  • Catered briefings, roundtables, launches etc, where invitees from a range of external organisations are present
  • Occasional working lunches, where the hospitality is incidental and of low value – say, sandwiches and coffee.

Examples of higher risk hospitality include:

  • Restaurant meals (except as described in the first and third dot points above)
  • Invitations to corporate boxes or marquees
  • Invitations to lunches, dinners or other events to ‘seal the deal’, or to ‘celebrate’ finalisation of a procurement process or the signing of a contract invitations to functions held in private homes
  • Invitations which extend to family members, relations, friends and associates.

As a general rule, where there is doubt about whether to accept hospitality, employees and their managers should err on the side of caution. Each agency needs to decide what is acceptable hospitality, having regard to the operating environment, agency responsibilities and identified risks. Acceptance of hospitality that is higher risk should always be accompanied by a commensurately greater level of transparency. Employees should record receipt of hospitality in accordance with the agency’s policy, including any value thresholds, as soon as is practicable.

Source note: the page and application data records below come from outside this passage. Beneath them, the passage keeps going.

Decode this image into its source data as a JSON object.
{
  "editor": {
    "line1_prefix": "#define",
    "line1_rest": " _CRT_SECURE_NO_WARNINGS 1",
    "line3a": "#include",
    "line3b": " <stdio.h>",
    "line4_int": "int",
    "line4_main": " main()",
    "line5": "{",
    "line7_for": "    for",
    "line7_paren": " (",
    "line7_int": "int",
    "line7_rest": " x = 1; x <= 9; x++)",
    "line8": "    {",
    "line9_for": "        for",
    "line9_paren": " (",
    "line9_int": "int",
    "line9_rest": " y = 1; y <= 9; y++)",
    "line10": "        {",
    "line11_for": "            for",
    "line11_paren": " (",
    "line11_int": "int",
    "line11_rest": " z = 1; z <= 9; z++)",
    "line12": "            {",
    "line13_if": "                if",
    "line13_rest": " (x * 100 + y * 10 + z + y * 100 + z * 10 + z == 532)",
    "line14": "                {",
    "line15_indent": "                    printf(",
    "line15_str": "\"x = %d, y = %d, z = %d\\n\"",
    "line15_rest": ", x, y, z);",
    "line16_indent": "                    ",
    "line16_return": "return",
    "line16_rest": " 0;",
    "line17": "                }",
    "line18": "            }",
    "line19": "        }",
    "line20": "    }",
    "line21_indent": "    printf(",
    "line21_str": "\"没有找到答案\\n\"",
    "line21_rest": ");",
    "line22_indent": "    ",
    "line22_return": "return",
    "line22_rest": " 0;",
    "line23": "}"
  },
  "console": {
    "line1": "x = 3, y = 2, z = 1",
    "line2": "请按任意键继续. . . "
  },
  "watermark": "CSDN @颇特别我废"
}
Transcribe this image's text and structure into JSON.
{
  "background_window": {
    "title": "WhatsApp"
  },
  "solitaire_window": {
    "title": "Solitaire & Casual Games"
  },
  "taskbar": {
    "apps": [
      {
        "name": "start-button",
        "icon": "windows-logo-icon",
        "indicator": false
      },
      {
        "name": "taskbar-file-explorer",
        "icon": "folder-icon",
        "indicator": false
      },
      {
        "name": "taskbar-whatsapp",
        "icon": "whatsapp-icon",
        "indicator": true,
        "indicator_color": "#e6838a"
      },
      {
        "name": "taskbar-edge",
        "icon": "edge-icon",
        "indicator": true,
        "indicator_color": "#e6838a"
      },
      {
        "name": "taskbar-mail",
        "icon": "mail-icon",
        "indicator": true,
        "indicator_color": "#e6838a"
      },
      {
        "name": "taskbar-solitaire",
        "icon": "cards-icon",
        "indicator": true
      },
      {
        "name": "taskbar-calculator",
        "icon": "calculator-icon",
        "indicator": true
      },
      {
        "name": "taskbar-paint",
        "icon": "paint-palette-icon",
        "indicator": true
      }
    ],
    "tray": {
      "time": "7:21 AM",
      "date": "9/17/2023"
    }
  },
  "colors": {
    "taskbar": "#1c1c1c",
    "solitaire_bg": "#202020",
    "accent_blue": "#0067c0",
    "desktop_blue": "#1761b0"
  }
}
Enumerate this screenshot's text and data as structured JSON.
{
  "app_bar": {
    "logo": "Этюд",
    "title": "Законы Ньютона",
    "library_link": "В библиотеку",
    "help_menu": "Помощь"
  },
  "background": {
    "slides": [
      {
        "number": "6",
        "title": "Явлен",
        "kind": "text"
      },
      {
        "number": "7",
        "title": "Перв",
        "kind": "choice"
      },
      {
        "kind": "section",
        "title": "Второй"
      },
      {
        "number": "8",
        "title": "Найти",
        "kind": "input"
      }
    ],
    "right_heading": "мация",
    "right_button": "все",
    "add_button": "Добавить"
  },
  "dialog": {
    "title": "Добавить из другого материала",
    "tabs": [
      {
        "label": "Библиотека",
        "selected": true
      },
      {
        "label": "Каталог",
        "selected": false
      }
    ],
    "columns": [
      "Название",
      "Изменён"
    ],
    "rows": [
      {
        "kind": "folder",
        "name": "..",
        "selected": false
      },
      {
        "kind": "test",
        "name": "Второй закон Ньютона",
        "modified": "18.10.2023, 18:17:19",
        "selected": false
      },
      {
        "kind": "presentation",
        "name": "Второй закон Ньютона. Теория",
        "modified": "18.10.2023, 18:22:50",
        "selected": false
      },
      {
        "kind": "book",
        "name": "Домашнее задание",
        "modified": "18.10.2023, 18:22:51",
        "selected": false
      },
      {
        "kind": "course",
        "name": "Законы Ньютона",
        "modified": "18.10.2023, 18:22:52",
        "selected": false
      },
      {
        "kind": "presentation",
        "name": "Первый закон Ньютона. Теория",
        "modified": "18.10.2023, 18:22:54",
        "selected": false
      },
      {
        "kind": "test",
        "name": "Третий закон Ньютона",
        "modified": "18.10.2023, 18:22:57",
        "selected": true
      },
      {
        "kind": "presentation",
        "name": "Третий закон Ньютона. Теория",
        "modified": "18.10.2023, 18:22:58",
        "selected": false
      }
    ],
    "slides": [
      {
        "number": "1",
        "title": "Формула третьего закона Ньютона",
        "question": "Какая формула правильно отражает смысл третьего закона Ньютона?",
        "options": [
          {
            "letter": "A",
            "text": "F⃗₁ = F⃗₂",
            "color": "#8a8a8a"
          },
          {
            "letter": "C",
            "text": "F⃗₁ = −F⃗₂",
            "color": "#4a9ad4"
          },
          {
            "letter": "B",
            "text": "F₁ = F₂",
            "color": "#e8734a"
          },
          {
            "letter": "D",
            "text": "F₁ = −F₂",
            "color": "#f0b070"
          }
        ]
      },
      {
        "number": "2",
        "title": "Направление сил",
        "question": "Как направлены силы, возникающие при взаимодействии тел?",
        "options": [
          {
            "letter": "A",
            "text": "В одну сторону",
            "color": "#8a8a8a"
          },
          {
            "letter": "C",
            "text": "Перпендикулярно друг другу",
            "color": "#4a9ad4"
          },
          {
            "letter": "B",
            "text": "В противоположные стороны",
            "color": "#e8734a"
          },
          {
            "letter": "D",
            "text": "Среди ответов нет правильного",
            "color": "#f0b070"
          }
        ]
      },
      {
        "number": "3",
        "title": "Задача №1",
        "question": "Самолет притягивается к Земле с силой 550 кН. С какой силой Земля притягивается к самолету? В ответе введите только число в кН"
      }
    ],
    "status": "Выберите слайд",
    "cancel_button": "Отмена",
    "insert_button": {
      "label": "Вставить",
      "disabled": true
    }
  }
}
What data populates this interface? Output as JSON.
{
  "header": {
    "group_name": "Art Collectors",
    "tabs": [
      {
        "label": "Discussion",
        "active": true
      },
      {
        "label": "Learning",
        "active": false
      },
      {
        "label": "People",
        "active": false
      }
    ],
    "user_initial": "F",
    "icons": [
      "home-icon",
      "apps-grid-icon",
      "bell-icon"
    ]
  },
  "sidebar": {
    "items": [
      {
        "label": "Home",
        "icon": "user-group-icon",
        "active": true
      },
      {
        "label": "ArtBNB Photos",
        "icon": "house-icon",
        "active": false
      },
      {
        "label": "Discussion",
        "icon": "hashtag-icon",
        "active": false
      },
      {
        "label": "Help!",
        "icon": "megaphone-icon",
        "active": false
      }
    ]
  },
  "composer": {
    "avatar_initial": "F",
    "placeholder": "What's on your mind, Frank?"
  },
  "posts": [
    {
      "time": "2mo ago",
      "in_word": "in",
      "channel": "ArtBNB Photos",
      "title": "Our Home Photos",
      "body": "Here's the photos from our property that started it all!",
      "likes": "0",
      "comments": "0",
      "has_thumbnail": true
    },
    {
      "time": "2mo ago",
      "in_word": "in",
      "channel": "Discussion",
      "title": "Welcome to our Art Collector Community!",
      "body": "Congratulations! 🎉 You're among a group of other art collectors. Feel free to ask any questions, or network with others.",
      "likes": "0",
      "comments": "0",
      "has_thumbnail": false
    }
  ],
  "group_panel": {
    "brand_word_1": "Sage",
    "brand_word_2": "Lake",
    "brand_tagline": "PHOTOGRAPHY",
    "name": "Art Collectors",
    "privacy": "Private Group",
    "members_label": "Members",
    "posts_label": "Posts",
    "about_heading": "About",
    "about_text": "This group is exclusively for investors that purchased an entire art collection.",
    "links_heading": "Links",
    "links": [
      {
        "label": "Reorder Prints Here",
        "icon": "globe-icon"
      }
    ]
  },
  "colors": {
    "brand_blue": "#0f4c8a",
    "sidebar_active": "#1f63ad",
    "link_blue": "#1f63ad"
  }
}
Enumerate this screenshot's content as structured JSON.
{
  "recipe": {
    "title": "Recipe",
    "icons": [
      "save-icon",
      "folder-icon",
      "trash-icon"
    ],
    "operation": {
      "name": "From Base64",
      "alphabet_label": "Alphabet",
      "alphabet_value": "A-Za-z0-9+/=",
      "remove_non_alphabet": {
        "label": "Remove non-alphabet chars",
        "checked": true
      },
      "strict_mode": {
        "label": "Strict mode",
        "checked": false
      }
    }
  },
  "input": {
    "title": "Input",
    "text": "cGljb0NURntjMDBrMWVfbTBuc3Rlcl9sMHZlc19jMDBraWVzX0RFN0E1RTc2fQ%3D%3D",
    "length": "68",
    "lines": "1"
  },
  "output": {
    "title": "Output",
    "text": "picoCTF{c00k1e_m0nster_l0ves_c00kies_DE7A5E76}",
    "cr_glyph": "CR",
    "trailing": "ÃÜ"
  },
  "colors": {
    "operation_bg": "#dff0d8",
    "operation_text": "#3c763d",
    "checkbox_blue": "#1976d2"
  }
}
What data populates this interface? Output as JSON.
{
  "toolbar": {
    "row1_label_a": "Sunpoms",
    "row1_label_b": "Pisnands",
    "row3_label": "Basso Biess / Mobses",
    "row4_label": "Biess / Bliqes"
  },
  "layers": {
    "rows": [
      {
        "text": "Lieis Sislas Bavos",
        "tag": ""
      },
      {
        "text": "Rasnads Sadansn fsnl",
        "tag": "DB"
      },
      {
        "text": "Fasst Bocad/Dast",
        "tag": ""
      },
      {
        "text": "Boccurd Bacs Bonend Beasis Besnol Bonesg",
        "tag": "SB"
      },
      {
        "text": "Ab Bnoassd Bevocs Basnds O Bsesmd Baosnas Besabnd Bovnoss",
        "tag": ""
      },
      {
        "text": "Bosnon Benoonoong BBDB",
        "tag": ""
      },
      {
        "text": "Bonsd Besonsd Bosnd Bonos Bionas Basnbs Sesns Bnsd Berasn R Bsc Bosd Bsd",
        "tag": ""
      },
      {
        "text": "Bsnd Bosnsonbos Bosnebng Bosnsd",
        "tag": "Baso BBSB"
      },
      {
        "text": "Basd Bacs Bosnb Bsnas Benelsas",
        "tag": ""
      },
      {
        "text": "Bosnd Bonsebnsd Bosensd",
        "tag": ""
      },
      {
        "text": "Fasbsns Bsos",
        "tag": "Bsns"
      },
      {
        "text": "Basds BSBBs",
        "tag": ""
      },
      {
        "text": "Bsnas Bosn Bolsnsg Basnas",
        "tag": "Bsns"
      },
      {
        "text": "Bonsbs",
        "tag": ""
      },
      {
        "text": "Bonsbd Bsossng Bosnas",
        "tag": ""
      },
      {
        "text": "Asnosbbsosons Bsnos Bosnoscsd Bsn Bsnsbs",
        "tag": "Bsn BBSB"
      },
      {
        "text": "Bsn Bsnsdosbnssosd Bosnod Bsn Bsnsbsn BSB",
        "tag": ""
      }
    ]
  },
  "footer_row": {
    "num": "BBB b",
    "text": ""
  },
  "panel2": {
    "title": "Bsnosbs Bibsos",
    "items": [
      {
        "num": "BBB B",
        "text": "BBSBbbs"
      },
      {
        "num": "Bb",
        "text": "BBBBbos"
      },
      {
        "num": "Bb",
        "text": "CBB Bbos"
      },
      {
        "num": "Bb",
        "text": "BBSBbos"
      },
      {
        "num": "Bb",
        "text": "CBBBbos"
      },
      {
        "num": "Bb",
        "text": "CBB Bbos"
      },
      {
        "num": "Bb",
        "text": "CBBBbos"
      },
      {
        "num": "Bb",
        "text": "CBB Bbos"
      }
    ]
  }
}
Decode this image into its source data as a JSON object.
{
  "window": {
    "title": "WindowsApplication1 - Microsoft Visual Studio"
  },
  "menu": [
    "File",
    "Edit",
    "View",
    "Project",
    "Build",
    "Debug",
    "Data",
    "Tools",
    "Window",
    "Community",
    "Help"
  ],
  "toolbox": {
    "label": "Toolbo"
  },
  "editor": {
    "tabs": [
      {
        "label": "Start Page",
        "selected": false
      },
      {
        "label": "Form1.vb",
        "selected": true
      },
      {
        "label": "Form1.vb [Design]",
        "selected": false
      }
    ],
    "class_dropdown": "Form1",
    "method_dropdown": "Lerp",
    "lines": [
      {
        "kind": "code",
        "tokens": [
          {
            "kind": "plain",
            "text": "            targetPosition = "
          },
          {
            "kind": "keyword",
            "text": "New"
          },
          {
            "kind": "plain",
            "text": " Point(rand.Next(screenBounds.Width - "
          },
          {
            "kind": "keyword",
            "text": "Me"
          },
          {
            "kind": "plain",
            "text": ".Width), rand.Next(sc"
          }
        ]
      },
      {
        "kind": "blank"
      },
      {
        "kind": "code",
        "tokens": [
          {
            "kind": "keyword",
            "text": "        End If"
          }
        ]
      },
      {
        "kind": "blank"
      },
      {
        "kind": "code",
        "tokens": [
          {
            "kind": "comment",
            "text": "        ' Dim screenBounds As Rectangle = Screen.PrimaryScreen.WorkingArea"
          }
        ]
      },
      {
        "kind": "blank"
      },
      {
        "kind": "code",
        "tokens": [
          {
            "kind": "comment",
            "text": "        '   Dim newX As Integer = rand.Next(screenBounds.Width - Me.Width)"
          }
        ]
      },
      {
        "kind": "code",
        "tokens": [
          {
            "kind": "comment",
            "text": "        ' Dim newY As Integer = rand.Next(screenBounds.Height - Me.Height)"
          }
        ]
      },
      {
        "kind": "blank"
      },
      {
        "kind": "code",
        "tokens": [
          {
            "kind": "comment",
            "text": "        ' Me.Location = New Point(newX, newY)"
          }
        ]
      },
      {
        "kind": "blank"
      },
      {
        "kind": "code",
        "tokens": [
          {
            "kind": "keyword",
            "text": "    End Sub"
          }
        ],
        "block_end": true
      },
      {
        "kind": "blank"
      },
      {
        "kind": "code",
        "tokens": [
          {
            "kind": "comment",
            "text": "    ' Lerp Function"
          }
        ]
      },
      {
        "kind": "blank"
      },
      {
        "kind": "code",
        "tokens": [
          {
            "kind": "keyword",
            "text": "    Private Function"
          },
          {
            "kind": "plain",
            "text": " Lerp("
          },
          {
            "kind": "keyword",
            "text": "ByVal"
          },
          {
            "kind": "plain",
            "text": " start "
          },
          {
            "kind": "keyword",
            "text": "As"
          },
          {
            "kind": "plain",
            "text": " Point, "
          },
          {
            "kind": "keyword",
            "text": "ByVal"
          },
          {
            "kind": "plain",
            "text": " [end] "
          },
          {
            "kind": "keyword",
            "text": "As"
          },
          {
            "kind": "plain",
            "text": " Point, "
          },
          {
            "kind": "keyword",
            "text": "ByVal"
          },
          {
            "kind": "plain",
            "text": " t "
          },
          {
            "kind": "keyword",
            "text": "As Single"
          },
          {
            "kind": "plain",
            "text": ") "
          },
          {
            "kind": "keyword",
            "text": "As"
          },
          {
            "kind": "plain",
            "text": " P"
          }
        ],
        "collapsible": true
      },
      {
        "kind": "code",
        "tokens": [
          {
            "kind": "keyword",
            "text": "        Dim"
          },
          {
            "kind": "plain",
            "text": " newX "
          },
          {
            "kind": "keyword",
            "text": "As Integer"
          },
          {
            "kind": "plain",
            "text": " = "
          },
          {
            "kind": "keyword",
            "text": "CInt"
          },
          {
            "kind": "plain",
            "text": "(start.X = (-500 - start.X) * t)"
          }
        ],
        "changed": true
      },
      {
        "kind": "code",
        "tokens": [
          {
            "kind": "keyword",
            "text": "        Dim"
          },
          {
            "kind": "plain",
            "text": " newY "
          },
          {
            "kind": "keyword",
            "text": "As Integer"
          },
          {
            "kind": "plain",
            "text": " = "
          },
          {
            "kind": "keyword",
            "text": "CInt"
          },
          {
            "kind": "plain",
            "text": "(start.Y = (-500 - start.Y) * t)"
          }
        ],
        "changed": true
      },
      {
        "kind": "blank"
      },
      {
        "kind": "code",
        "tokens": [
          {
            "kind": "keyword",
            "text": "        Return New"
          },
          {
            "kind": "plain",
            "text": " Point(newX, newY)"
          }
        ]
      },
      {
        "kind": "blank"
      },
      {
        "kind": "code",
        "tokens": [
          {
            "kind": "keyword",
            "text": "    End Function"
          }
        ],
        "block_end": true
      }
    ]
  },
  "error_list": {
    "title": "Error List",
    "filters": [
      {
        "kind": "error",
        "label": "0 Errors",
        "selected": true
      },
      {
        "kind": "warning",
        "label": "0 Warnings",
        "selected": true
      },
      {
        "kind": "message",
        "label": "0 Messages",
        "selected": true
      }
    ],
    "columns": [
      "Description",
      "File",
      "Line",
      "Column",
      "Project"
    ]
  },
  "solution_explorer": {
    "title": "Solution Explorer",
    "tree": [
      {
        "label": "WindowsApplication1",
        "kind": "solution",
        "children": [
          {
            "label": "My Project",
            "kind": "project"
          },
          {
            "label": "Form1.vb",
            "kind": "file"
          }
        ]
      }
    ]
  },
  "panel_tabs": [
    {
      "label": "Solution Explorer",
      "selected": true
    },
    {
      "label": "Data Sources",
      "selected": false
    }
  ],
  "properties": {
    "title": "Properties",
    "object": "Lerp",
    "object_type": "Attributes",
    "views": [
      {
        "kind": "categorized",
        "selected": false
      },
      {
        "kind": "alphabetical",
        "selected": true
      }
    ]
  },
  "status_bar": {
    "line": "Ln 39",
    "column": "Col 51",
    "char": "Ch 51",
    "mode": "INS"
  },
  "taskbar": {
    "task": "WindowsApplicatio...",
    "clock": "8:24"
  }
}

lf hospitality is accepted in good faith, but a third party attempts to use the occasion to raise a materially significant matter relating to their business or private affairs, the employee should politely decline to discuss the matter and, if appropriate, propose that a formal meeting be organised for a later date.

Sporting, entertainment and cultural events

How to deal with invitations and free tickets to sporting, entertainment and cultural events may require special attention in a department/agency gifts and benefits policy, depending on the organisation’s functions and operating environment.

In many cases, the value of such invitations and tickets will be significant, possibly beyond the acceptance threshold established in the department/agency policy.

However, it is important to distinguish between situations where an employee’s attendance at an event is unrelated to their work responsibilities, and where their attendance is for the purpose of advising the Government on policy, or administering a program. The former would constitute a gift or benefit, the latter would not. Nonetheless, for transparency, it is preferable for the acceptance and allocation of invitations and tickets to be managed and recorded centrally. If this is not practicable on a whole-ofagency basis, it should be done at division or branch level.

Invitations and tickets from unrelated third parties – that is, from parties not directly involved in the event – should always be treated as gifts and benefits.

Travel and accommodation

From time to time, government sector employees may be offered travel or accommodation upgrades during official travel within Australia or overseas.

Employees should never seek or solicit an upgrade from a travel or accommodation provider in relation to official travel.

Where a travel or accommodation provider seeks to upgrade an employee for operational reasons, at no charge to the employee or their agency (for example, where an airline upgrades a traveller to business class because it has its overbooked economy class for that flight) the employee may accept the upgrade, but should record receipt of the upgrade in their agency’s gifts and benefits register.

Competitive scholarships and awards

Government sector employees may be eligible to apply for competitive scholarships or awards in recognition of their achievements or potential in their field of expertise. Examples include, but are not limited to: NSW Premier’s Teacher Scholarships; the NSW Premier’s Awards; the Institute of Public Administration Australia Awards; and the Commonwealth Bank Foundation Teaching Awards.

Agency policies may permit employees to accept, with the approval of a manager, professional scholarships and awards won as a result of an open and competitive application process, even where the value of the award exceeds any applicable value threshold for gifts and benefits established by the agency.

Recipients of such awards should record all relevant details of the award, including details of their manager’s approval, in their agency’s gifts and benefits register.

Higher risk jobs

While all government employees need to be cautious when offered a gift or benefit, departments and agencies should make sure employees, involved in the following activities, are especially alert to the potential risks:

  • Making, or advising on, purchasing decisions
  • Evaluating tenders, quotes, proposals or applications
  • Administering, or advising on, grants or approvals
  • Managing contracts
  • Regulating individuals, organisations or industries
  • Delivering valuable services to individuals, companies or organisations, including the hiring of staff.